§ **RECORDS PROVIDED**

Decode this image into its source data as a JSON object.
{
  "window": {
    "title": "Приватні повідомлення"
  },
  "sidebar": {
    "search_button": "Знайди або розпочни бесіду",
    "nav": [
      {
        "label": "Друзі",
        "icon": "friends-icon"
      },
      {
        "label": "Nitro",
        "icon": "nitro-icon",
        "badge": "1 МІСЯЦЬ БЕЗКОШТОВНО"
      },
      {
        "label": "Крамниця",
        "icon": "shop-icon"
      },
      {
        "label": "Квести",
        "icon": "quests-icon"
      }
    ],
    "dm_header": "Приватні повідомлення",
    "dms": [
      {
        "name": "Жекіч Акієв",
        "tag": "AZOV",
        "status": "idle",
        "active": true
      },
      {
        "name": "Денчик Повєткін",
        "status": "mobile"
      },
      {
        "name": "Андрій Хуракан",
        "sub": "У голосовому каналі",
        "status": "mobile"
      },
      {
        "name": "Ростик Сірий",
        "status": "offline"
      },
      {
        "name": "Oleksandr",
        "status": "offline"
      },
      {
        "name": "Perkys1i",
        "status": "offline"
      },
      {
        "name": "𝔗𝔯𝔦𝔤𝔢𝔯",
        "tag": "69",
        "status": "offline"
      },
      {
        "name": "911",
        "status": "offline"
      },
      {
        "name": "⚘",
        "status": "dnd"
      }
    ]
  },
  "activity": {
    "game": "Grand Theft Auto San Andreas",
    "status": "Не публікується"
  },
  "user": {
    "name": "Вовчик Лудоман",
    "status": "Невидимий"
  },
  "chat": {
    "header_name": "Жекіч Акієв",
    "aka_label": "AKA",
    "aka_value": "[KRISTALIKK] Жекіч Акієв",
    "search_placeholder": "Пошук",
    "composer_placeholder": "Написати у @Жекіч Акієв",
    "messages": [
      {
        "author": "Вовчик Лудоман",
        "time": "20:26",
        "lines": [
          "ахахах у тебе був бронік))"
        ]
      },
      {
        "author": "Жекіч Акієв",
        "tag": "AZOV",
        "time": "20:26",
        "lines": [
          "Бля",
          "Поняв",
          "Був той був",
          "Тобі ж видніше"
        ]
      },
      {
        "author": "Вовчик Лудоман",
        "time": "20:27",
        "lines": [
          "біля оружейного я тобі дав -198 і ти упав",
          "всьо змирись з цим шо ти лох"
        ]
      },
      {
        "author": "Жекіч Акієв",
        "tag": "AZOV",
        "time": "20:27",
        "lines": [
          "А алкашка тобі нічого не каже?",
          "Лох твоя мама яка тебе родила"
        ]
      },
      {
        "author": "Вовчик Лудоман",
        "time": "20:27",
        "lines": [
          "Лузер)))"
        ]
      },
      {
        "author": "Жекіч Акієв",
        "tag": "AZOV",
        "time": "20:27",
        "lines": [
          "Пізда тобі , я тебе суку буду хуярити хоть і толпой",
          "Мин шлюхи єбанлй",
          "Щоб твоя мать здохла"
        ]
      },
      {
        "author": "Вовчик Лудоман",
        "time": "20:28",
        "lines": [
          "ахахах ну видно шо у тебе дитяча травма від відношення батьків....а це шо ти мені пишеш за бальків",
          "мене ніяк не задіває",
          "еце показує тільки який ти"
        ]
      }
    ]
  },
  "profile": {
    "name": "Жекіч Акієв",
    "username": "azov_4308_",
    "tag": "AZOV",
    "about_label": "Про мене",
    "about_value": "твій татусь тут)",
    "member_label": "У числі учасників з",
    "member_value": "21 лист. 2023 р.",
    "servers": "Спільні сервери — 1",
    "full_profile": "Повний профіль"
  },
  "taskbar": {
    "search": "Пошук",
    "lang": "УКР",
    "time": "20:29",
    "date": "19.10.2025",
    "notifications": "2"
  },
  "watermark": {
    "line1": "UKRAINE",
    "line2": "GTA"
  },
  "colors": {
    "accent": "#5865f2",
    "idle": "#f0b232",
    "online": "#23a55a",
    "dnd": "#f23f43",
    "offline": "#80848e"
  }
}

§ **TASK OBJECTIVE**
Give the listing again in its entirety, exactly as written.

§ **ANSWER SECTION**
Decode this image into its source data as a JSON object.
{
  "window": {
    "title": "Приватні повідомлення"
  },
  "sidebar": {
    "search_button": "Знайди або розпочни бесіду",
    "nav": [
      {
        "label": "Друзі",
        "icon": "friends-icon"
      },
      {
        "label": "Nitro",
        "icon": "nitro-icon",
        "badge": "1 МІСЯЦЬ БЕЗКОШТОВНО"
      },
      {
        "label": "Крамниця",
        "icon": "shop-icon"
      },
      {
        "label": "Квести",
        "icon": "quests-icon"
      }
    ],
    "dm_header": "Приватні повідомлення",
    "dms": [
      {
        "name": "Жекіч Акієв",
        "tag": "AZOV",
        "status": "idle",
        "active": true
      },
      {
        "name": "Денчик Повєткін",
        "status": "mobile"
      },
      {
        "name": "Андрій Хуракан",
        "sub": "У голосовому каналі",
        "status": "mobile"
      },
      {
        "name": "Ростик Сірий",
        "status": "offline"
      },
      {
        "name": "Oleksandr",
        "status": "offline"
      },
      {
        "name": "Perkys1i",
        "status": "offline"
      },
      {
        "name": "𝔗𝔯𝔦𝔤𝔢𝔯",
        "tag": "69",
        "status": "offline"
      },
      {
        "name": "911",
        "status": "offline"
      },
      {
        "name": "⚘",
        "status": "dnd"
      }
    ]
  },
  "activity": {
    "game": "Grand Theft Auto San Andreas",
    "status": "Не публікується"
  },
  "user": {
    "name": "Вовчик Лудоман",
    "status": "Невидимий"
  },
  "chat": {
    "header_name": "Жекіч Акієв",
    "aka_label": "AKA",
    "aka_value": "[KRISTALIKK] Жекіч Акієв",
    "search_placeholder": "Пошук",
    "composer_placeholder": "Написати у @Жекіч Акієв",
    "messages": [
      {
        "author": "Вовчик Лудоман",
        "time": "20:26",
        "lines": [
          "ахахах у тебе був бронік))"
        ]
      },
      {
        "author": "Жекіч Акієв",
        "tag": "AZOV",
        "time": "20:26",
        "lines": [
          "Бля",
          "Поняв",
          "Був той був",
          "Тобі ж видніше"
        ]
      },
      {
        "author": "Вовчик Лудоман",
        "time": "20:27",
        "lines": [
          "біля оружейного я тобі дав -198 і ти упав",
          "всьо змирись з цим шо ти лох"
        ]
      },
      {
        "author": "Жекіч Акієв",
        "tag": "AZOV",
        "time": "20:27",
        "lines": [
          "А алкашка тобі нічого не каже?",
          "Лох твоя мама яка тебе родила"
        ]
      },
      {
        "author": "Вовчик Лудоман",
        "time": "20:27",
        "lines": [
          "Лузер)))"
        ]
      },
      {
        "author": "Жекіч Акієв",
        "tag": "AZOV",
        "time": "20:27",
        "lines": [
          "Пізда тобі , я тебе суку буду хуярити хоть і толпой",
          "Мин шлюхи єбанлй",
          "Щоб твоя мать здохла"
        ]
      },
      {
        "author": "Вовчик Лудоман",
        "time": "20:28",
        "lines": [
          "ахахах ну видно шо у тебе дитяча травма від відношення батьків....а це шо ти мені пишеш за бальків",
          "мене ніяк не задіває",
          "еце показує тільки який ти"
        ]
      }
    ]
  },
  "profile": {
    "name": "Жекіч Акієв",
    "username": "azov_4308_",
    "tag": "AZOV",
    "about_label": "Про мене",
    "about_value": "твій татусь тут)",
    "member_label": "У числі учасників з",
    "member_value": "21 лист. 2023 р.",
    "servers": "Спільні сервери — 1",
    "full_profile": "Повний профіль"
  },
  "taskbar": {
    "search": "Пошук",
    "lang": "УКР",
    "time": "20:29",
    "date": "19.10.2025",
    "notifications": "2"
  },
  "watermark": {
    "line1": "UKRAINE",
    "line2": "GTA"
  },
  "colors": {
    "accent": "#5865f2",
    "idle": "#f0b232",
    "online": "#23a55a",
    "dnd": "#f23f43",
    "offline": "#80848e"
  }
}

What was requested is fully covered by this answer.